I am not a business person. I hate numbers and columns. I'm terrible at setting goals and when I do, terrible at keeping them. I can go months without writing much of anything and then go months when I'm writing furiously. It has always been so with me. I do write well when I have dead-line and am under a bit of pressure and I write well with an idea grabs hold of me and won't let me sleep at night.

karenbschwartz said...

As a former math major, this rings a lot of bells for me. I'm going to work on creating some of these goals for myself.

Marcia said...

Mary -- A profit the first year is so awesome! I'm amazed at how many people think "the boss has it easy." I love your points about unity and considering the humanity of even the villains. 1000 words a day is great! Also smart not to beat yourself up over 800, I think.

Bish -- I love math -- higher math. I did great in college accounting courses too, but to me that is NOT math and over the years I've found taxes more and more of a grind. Because of the types of forms we file, having someone like HR Block do it is prohibitive, so all I can do is be glad I no longer have to do my kids' taxes or file financial aid forms on top of it. I'm not a "natural" with goals either, but I really like vision. :)

Karen -- I think the vision statement is the most exciting, but then of course that leads to goals to back it up! The goal that works best for me so far is setting aside days/times to write rather than word goals. In general, when setting deadlines for myself I prefer to make them generous and then beat them. I tinker with my goals A LOT. (Ahem, as opposed to sticking with them for weeks at a time...)

Vijaya said...

Great post, Marcia. I loved the Art of War, as well. I'm a very practical person and from the first day I started writing, I set aside Fridays for studying the market guide (I still remember how incomprehensible it was at first) and submitting things. That was a while back, when I only wrote 15 minutes a day. I wrote 100-word stories and 3-line poems. But it paid off.

My broader vision is to give a voice to the voiceless (this includes fiction and nonfiction) and to always speak God's truth.

And this I accomplish by writing and teaching every single day.

Marcia said...

Vijaya, I'm not all that practical (but I'm responsible, so I can hide it :D). I think 100-word stories and 3-line poems are great training for writers. Talk about writing tight and making words count! Setting aside specific marketing time is such a good idea. New writers don't often realize that ten minutes spend browsing the guide before you send something off isn't enough -- you did so much right even when you began! My current schedule is to write MWF and teach TThS. While I learned over the years to work with what was available, I work best with swaths of time to immerse.

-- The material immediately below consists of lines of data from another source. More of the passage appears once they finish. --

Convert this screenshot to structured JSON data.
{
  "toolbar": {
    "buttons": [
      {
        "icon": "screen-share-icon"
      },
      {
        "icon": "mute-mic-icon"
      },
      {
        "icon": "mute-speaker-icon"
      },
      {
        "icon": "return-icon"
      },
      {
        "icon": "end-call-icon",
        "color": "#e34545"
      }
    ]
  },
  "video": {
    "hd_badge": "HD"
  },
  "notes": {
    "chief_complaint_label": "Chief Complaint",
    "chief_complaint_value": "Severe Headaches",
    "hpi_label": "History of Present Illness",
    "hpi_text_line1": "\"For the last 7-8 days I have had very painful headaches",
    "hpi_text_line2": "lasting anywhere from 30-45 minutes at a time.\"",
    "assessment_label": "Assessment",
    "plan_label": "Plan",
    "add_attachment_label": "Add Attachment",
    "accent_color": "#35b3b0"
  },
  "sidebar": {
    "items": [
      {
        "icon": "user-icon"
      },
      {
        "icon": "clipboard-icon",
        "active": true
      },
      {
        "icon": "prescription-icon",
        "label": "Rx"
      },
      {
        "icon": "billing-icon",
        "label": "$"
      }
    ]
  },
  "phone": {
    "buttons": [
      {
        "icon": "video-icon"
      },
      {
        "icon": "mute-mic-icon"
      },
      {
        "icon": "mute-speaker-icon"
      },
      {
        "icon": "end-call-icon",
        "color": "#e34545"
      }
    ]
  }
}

Lynn said...

That book sounds very interesting. I'll be looking it up now! I like the concrete aspect of business, even accounting. I love the messiness of writing, but there is comfort in the neatness of equations.

Marcia said...

Lynn, that's a neat line -- "comfort in the neatness of equations." I agree. I did the accounting for a public library when I worked there eons ago, and I enjoyed it. I also did taxes for extended family with much more gusto back in the day. Now, tax forms make my eyes glaze over. My personal shift, I guess.

Laura Pauling said...

Too bad we can't always tell what the 80% is that isn't producing much - well, okay, tv doesn't produce much. :)

Christina Farley said...

Very interesting post. You seem so motivated! I'm not much of a business type of person or good at math. Well, I can do math but I rather not!

Marcia said...

Laura -- No, we can't always tell what all goes into the 80%. But I think a lot of the time we know in our gut, even if it's tough to admit. Those business types would just tell us it's our job to find out! :)

Christina -- I guess it varies. Sometimes I look at others and think they're so motivated and I recall plenty of times when I wasn't at all, that things were only fun until they got hard. And every once in a while I feel like the motivated one in a group and think, what is wrong with all these slackers? :)